__WORK TASK__.
Could you filter the records below and keep only the lines with the word "トラックの設定"?
THE DATA Start Marker
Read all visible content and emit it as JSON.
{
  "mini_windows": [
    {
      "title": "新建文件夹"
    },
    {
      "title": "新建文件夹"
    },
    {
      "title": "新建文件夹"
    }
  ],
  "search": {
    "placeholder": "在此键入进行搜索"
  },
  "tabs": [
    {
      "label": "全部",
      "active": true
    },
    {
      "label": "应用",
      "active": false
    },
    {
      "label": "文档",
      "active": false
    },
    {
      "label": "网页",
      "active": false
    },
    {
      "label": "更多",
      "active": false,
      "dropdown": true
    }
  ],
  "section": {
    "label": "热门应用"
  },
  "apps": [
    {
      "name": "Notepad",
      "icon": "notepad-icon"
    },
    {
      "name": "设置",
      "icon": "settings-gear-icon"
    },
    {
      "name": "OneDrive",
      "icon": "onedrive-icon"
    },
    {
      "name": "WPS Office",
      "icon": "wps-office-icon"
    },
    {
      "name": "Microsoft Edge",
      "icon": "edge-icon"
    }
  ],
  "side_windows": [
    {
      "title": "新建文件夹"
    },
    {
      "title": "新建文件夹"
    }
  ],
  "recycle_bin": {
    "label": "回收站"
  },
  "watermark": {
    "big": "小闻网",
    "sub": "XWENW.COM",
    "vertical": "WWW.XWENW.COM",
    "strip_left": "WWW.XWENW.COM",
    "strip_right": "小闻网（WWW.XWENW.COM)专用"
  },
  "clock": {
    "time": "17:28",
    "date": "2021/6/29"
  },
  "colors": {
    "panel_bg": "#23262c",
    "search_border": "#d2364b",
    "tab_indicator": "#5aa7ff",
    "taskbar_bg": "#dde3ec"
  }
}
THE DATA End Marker
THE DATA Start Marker
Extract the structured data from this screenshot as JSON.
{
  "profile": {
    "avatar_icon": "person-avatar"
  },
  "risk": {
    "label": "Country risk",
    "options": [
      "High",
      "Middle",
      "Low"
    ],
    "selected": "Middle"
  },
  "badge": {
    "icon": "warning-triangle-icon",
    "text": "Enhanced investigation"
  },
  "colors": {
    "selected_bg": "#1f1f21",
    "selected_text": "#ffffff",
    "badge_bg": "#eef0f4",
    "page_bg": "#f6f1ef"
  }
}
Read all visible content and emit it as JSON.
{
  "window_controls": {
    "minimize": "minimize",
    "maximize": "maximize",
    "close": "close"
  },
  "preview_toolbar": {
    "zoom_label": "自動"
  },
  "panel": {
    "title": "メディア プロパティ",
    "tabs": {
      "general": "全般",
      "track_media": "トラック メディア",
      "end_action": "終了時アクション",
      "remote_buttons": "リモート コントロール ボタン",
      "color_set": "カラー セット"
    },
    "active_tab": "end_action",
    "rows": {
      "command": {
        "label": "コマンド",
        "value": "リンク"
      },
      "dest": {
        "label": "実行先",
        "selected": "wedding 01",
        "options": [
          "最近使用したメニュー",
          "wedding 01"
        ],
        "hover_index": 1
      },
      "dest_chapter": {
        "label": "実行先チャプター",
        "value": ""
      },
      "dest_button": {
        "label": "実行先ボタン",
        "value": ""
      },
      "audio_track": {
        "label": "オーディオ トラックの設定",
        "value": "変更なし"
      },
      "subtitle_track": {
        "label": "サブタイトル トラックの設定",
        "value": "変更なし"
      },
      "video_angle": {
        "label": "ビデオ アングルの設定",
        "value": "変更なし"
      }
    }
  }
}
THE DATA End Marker
__RESPONSE FOR THIS EXERCISE__.
        "label": "オーディオ トラックの設定",
        "label": "サブタイトル トラックの設定",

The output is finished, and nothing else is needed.